One entry tells of the discovery of the body of a six year old child, dead from wounds which appeared to be bullet holes, but which turned out in fact to be drill holes
The biggest revelation of all that WikiLeaks bought to light in 2010 might yet be that when war crimes are exposed, the whistle-blowers wind up with a lynch mob chasing them down, the perpetrators walk away untroubled and unharmed, and the majority among us at home choose to look the other way.
What this says about our own sense of justice and decency, and the values of our much vaunted 'democracy' that we are so keen to export to the rest of the world is therefore best left for others to judge. We ourselves are in no condition to form any rational conclusion because one of the symptoms of our sickness is blatant self delusion. Ron Paul best sums up this malaise when he explains that “In a society where truth becomes treason, we are in big trouble.”
We should take note that the enemies of WikiLeaks included Amazon, Pay Pal, Mastercard, and Visa, among others. These are the same corporations which have traditionally been happy to trade in every commodity from books by Western dissident authors to tee shirts of Che Guerva: because they have always ultimately been in control. Karl Rove is attributed with once explaining to the author Ron Suskind that he should catch up, because he was still living in the “reality-based community”, and elaborating on this, said: "That's not the way the world really works any more. We're an empire now, and when we act, we create our own reality. And while you're studying that reality—judiciously, as you will—we'll act again, creating other new realities, which you can study too, and that's how things will sort out. We're history's actors…and you, all of you, will be left to just study what we do." Rove's world view is largely explained by the fact that so long as the corporations have enjoyed the monopoly on setting the narrative and also the perimeters of debate, dissent has been mostly tolerated and in many instances co opted. This is what is changing.
Recently I have had to cross over the River Thames on several occasions and I have watched the latest tall building being erected on the South bank, visible from far away in any direction, and known as the ''Shard'. Since I first caught sight of it early last summer, something about it has seemed eerily familiar.
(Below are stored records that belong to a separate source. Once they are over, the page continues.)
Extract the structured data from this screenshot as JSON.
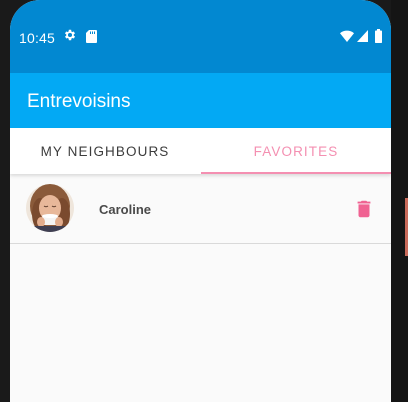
{
  "status_bar": {
    "time": "10:45",
    "icons": [
      "gear-icon",
      "sd-card-icon",
      "wifi-icon",
      "signal-icon",
      "battery-icon"
    ]
  },
  "app_bar": {
    "title": "Entrevoisins",
    "color": "#03a9f4"
  },
  "tabs": [
    {
      "label": "MY NEIGHBOURS",
      "selected": false
    },
    {
      "label": "FAVORITES",
      "selected": true
    }
  ],
  "accent_color": "#f48fb1",
  "favorites": [
    {
      "name": "Caroline",
      "avatar": "avatar-photo",
      "action_icon": "trash-icon"
    }
  ]
}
It wasn't until I viewed it from its base outside of London Bridge station though that I realised where I had seen it before.
Ignorance is Strength. War is Peace. Freedom is slavery. Truth is Treason.